### Records to use
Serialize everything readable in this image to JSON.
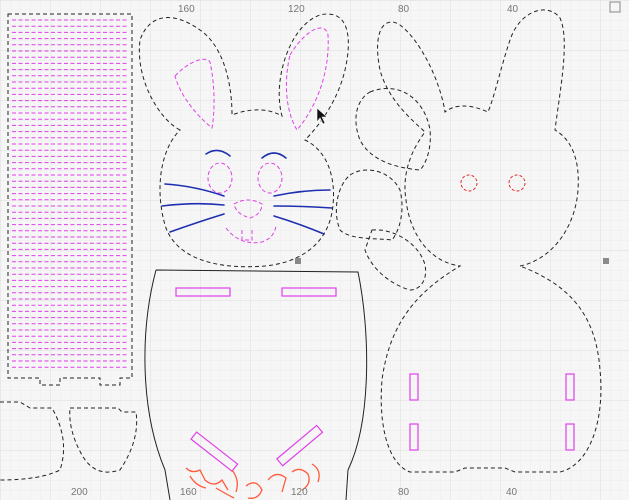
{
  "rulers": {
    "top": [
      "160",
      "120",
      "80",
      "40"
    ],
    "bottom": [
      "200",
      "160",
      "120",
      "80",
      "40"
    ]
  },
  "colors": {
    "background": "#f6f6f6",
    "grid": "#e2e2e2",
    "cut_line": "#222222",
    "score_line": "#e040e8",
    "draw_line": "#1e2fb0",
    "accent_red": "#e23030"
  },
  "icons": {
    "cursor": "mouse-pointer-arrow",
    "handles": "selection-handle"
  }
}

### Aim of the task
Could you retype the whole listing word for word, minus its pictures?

### Output for this exercise
Serialize everything readable in this image to JSON.
{
  "rulers": {
    "top": [
      "160",
      "120",
      "80",
      "40"
    ],
    "bottom": [
      "200",
      "160",
      "120",
      "80",
      "40"
    ]
  },
  "colors": {
    "background": "#f6f6f6",
    "grid": "#e2e2e2",
    "cut_line": "#222222",
    "score_line": "#e040e8",
    "draw_line": "#1e2fb0",
    "accent_red": "#e23030"
  },
  "icons": {
    "cursor": "mouse-pointer-arrow",
    "handles": "selection-handle"
  }
}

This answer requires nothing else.